For the most part the child’s language seems pretty typical now, but every once in a while something pops up that just highlights how differently she processes words.
The exchange yesterday between the child (age 7) and her little sister (age 3) went something like this…
7 yo: “You Dare!”
3 yo: “I’m not a Dare, I’m a girl.”
7 yo: “No, you’re a Dare…Dare, Dare, Dare.”
3 yo: “I’m not a Dare, I’m a girl!”
7 yo: “Don’t, you Dare, talk to me.”
It took me a minute to figure out what this was all about. I’m sure the child has heard me say it before hundreds of times, “Don’t you dare… [look at me like that, throw that, get up, run in this place, etc.]” But somehow, her brain has interpreted dare not as a verb, but as a noun – a name to call someone when they are doing something you don’t like.

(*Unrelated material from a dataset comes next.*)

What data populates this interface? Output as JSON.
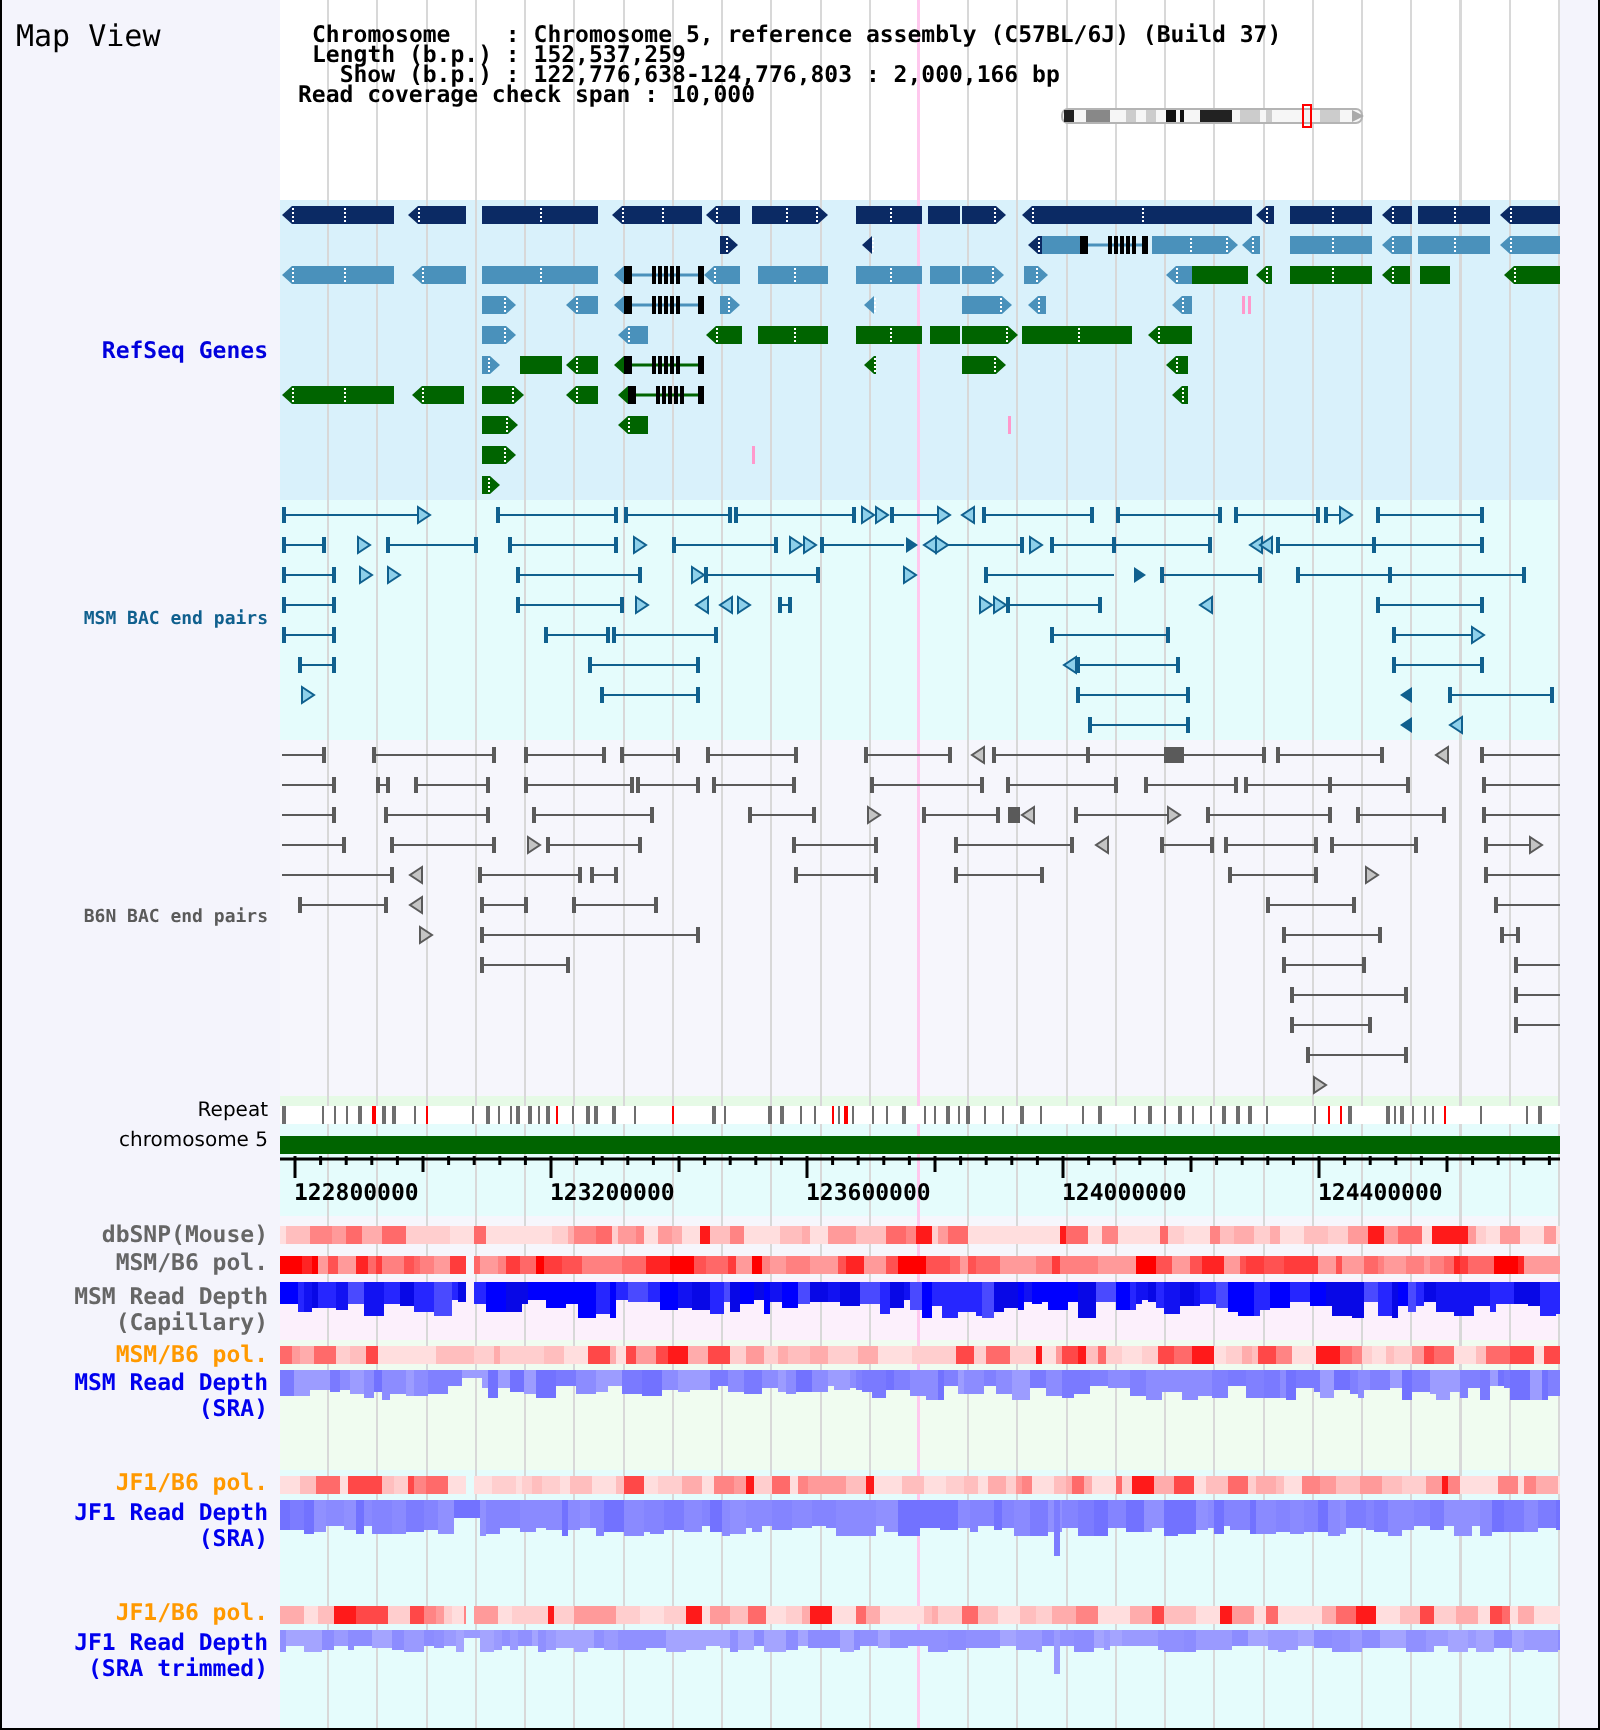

It is better than many other names she might have picked up from the playground or over at a friend’s house, so there is a piece of me that hates to even try to correct this. There is another piece of me that was highly amused – how funny that they were both grappling with language in their own way in the midst of grappling with each other, too. Then there’s another piece that sighs…so many nuances of language and social construct that we have yet to slide into their correct places. Too many to count, and I’m sure we’ll miss quite a few along the way. There is yet another piece that recalls the child 5 years ago who had so few words, the child three years ago who spoke in echolalia most of the time, and I am amazed, really, that any of us learn to communicate through this system of senses, and sounds, and semantics.
Language is a miracle, one that I might not have recognized without watching the torturous path of its development in my child. Bittersweet, isn’t it?